#### [INFORMATION PROVIDED]
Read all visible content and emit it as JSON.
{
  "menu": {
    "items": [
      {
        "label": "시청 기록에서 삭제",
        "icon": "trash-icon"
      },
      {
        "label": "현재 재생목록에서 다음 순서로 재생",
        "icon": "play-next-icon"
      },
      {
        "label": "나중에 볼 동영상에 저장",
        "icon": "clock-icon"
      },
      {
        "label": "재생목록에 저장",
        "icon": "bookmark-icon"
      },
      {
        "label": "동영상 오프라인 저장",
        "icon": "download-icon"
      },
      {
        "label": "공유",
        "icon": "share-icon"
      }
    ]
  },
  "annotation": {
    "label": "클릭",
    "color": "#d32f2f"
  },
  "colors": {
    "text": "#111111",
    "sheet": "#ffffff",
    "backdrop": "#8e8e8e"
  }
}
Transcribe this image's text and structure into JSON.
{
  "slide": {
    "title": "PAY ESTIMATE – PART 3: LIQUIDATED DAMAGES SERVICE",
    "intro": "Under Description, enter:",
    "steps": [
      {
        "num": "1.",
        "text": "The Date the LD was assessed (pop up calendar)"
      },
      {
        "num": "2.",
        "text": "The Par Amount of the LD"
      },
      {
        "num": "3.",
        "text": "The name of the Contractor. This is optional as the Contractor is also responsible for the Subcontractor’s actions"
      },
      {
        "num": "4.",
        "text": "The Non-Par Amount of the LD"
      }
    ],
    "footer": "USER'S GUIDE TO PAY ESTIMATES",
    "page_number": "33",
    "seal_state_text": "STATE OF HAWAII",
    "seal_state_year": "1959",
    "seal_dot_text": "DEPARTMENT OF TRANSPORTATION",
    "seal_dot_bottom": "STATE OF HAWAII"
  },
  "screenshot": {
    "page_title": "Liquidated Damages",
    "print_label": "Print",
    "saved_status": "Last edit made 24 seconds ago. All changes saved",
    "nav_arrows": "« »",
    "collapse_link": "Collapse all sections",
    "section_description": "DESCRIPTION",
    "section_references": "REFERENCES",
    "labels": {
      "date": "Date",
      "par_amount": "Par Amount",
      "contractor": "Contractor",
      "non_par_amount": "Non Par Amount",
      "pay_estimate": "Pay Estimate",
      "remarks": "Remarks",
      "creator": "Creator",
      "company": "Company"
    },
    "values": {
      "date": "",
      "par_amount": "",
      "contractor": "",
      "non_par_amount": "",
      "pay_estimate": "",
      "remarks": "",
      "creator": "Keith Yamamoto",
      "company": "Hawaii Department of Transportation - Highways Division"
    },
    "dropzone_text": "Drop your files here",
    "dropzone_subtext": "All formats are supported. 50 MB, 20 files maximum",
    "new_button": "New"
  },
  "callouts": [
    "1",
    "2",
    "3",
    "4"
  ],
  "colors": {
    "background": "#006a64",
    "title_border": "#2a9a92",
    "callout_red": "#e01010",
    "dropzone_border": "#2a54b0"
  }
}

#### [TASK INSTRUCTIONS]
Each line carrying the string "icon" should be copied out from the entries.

#### [OUTPUT]
        "icon": "trash-icon"
        "icon": "play-next-icon"
        "icon": "clock-icon"
        "icon": "bookmark-icon"
        "icon": "download-icon"
        "icon": "share-icon"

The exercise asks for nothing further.